In the records below, find the line holding "Read all visible content and emit it as JSON."; copy it and every line after it to the end, omitting all images.

(SUPPLIED DATA begins)

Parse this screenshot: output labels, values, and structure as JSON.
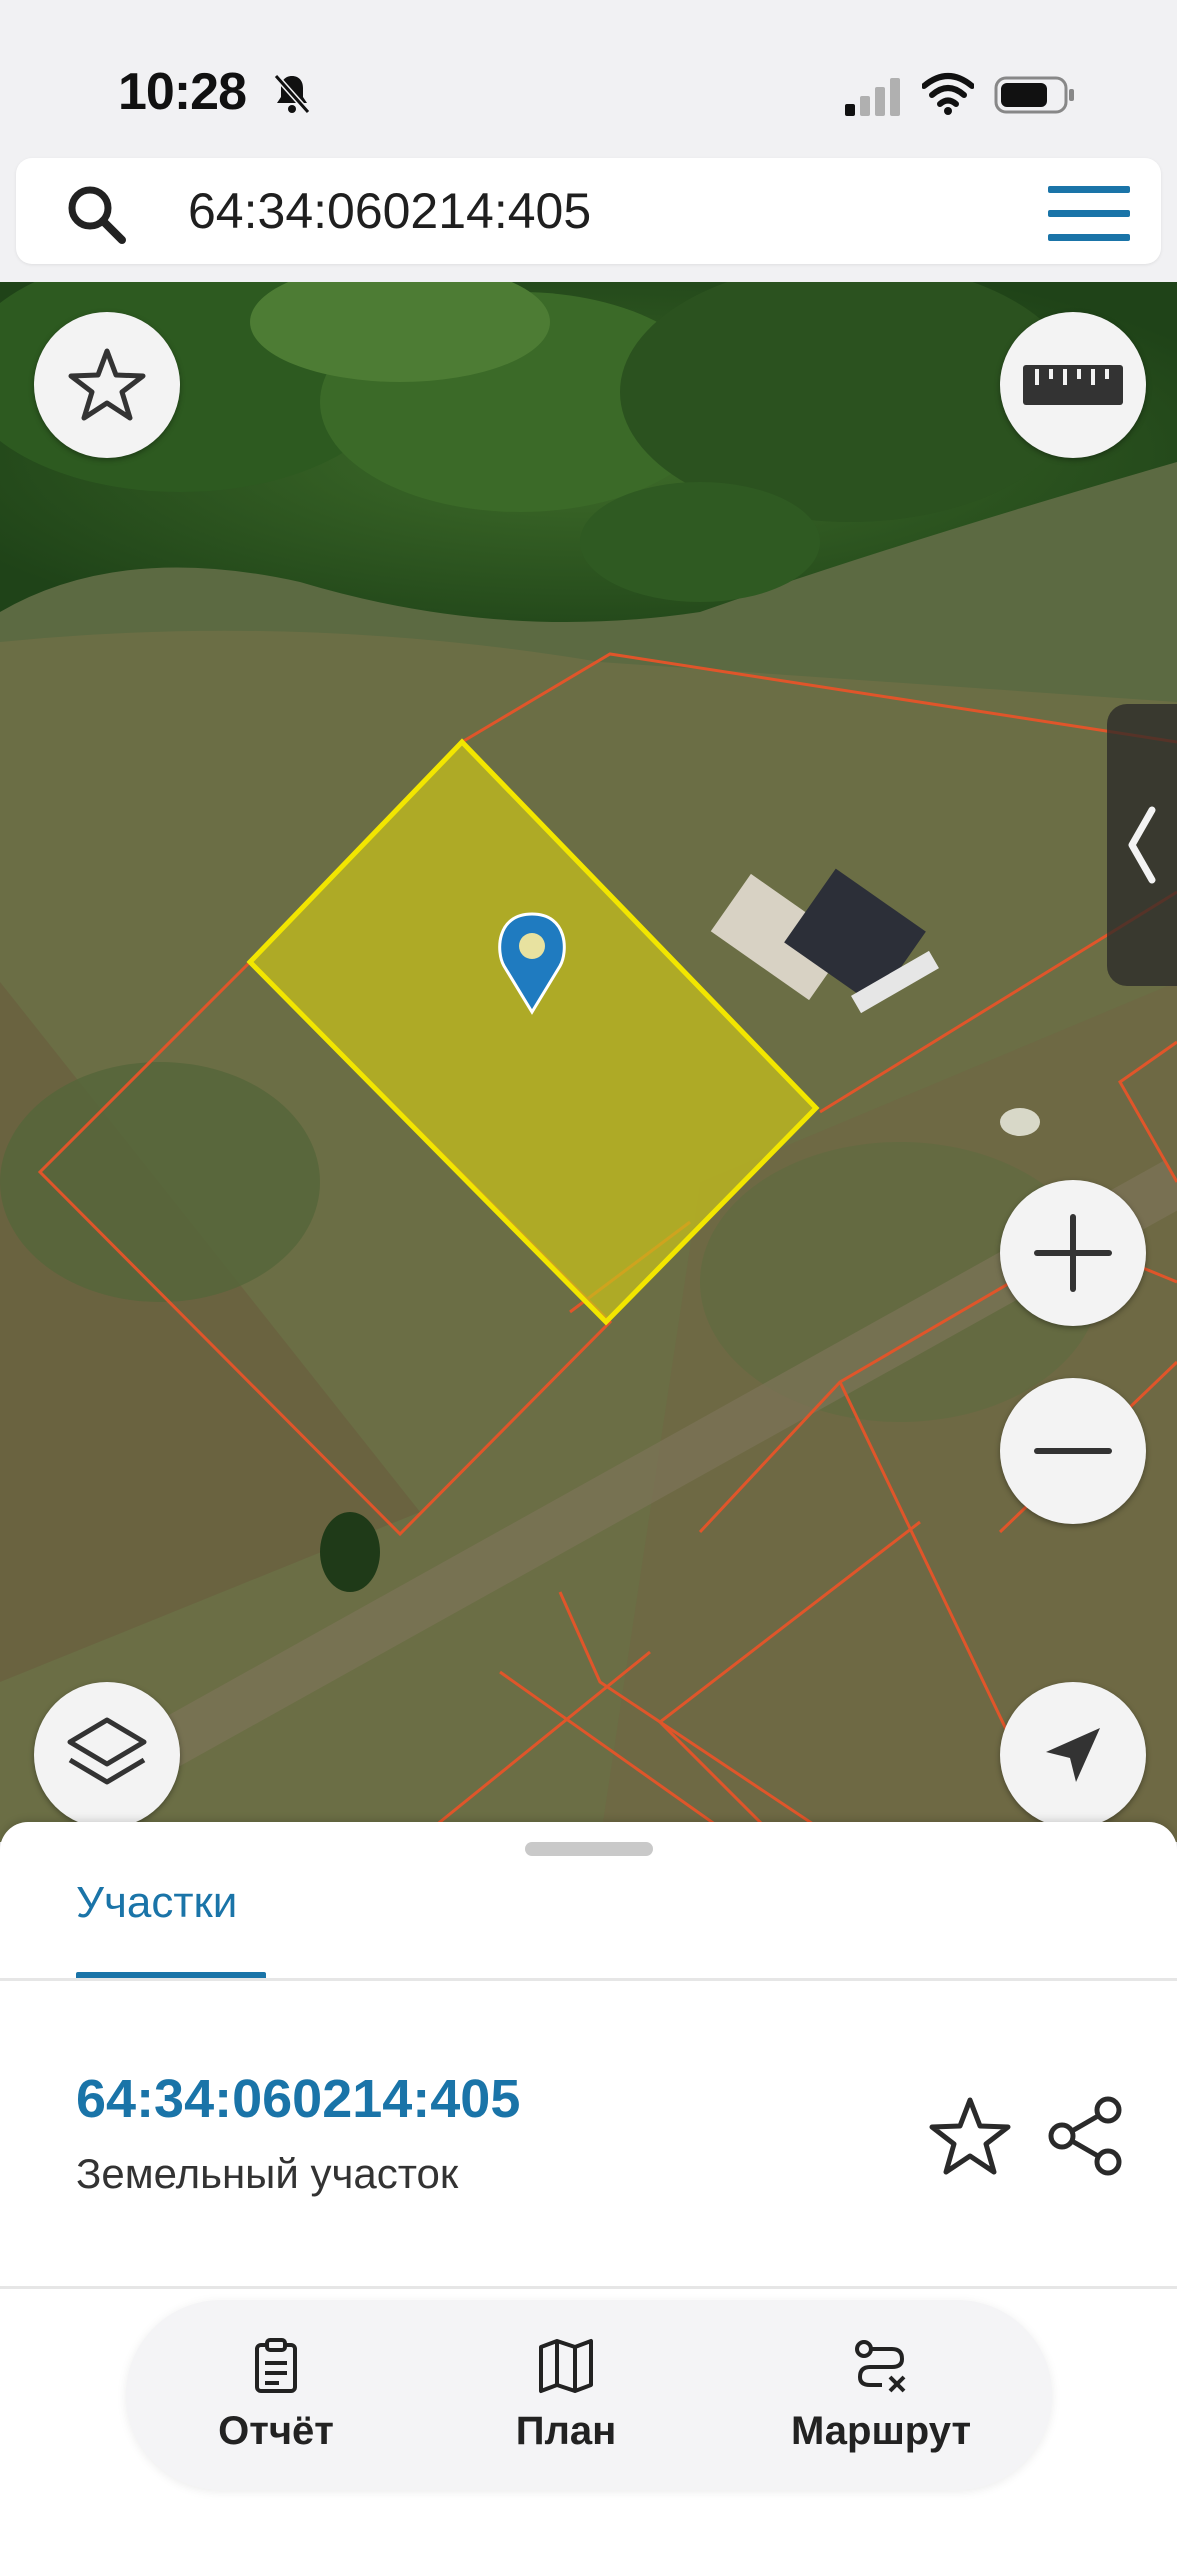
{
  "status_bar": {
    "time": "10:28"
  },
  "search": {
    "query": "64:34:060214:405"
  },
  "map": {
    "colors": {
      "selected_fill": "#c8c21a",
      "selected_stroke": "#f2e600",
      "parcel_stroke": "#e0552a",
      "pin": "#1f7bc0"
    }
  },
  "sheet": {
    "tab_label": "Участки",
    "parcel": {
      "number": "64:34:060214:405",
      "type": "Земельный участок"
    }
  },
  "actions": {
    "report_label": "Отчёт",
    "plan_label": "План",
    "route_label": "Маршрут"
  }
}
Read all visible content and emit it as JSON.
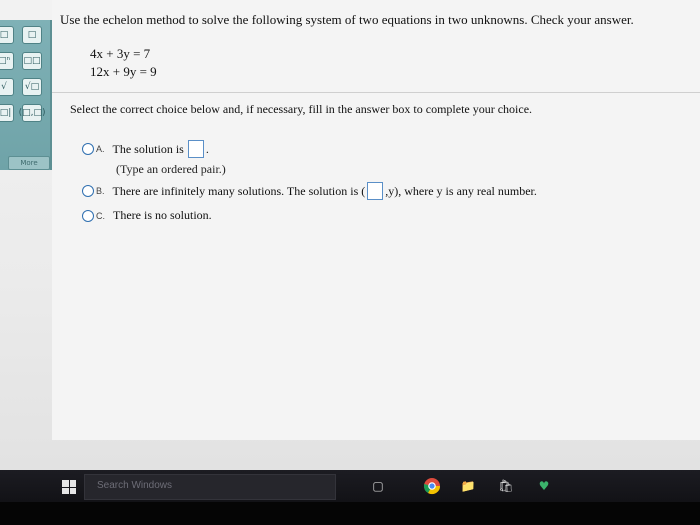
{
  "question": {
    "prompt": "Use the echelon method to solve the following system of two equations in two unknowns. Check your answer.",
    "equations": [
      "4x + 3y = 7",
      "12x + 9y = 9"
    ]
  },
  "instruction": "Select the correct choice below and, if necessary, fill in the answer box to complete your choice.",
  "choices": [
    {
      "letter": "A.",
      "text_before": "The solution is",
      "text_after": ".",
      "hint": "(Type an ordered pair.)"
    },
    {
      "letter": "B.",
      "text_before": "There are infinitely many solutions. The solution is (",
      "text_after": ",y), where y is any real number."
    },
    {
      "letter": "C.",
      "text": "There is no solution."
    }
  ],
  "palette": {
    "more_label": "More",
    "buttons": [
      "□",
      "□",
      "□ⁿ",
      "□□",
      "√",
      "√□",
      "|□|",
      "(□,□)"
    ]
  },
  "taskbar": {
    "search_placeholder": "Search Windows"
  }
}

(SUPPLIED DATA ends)

**RESULT OF THIS EXERCISE:**
Read all visible content and emit it as JSON.
{
  "question": {
    "prompt": "Use the echelon method to solve the following system of two equations in two unknowns. Check your answer.",
    "equations": [
      "4x + 3y = 7",
      "12x + 9y = 9"
    ]
  },
  "instruction": "Select the correct choice below and, if necessary, fill in the answer box to complete your choice.",
  "choices": [
    {
      "letter": "A.",
      "text_before": "The solution is",
      "text_after": ".",
      "hint": "(Type an ordered pair.)"
    },
    {
      "letter": "B.",
      "text_before": "There are infinitely many solutions. The solution is (",
      "text_after": ",y), where y is any real number."
    },
    {
      "letter": "C.",
      "text": "There is no solution."
    }
  ],
  "palette": {
    "more_label": "More",
    "buttons": [
      "□",
      "□",
      "□ⁿ",
      "□□",
      "√",
      "√□",
      "|□|",
      "(□,□)"
    ]
  },
  "taskbar": {
    "search_placeholder": "Search Windows"
  }
}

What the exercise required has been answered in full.